-- AVAILABLE DATA follows --

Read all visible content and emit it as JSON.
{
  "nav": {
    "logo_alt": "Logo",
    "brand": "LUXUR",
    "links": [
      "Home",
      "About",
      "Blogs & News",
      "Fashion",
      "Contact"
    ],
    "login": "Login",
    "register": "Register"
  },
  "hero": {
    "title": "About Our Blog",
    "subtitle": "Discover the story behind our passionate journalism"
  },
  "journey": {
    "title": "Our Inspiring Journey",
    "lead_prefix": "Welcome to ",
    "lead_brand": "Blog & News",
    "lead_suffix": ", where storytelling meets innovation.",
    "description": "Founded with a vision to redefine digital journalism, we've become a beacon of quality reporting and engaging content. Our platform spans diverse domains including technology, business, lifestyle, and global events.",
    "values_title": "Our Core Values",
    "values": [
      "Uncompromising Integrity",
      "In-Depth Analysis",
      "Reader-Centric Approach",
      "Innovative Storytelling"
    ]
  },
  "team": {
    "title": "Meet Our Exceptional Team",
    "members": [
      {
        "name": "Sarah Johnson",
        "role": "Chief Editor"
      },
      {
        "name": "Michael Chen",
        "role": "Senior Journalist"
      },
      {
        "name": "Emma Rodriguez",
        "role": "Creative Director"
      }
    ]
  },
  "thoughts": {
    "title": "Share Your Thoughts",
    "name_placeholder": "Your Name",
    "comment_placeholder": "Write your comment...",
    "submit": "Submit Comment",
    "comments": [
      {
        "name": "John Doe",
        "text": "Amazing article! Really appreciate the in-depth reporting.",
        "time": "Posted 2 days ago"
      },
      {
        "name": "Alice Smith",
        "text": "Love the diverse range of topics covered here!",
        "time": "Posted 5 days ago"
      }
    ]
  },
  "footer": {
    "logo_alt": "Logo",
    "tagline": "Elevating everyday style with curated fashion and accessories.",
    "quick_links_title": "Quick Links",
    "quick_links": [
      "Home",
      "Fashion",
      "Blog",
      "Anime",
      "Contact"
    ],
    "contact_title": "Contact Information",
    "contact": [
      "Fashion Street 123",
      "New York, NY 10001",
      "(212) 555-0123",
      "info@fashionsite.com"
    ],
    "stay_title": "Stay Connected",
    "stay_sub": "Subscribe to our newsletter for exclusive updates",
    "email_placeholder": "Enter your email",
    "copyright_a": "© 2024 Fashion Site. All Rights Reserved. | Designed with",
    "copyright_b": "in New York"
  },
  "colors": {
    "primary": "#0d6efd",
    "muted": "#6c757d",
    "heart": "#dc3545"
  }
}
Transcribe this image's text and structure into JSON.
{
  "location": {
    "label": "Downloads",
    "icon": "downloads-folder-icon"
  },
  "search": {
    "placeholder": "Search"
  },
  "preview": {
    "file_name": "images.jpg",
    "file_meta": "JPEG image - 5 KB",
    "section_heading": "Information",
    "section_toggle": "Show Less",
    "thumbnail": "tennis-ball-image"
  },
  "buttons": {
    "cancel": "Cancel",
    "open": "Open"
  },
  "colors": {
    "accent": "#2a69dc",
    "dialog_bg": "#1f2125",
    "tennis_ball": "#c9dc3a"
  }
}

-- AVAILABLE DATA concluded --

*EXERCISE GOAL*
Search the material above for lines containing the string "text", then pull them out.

*OUTPUT FOR THIS EXERCISE*
        "text": "Amazing article! Really appreciate the in-depth reporting.",
        "text": "Love the diverse range of topics covered here!",
Transcribe this image's text and structure into JSON.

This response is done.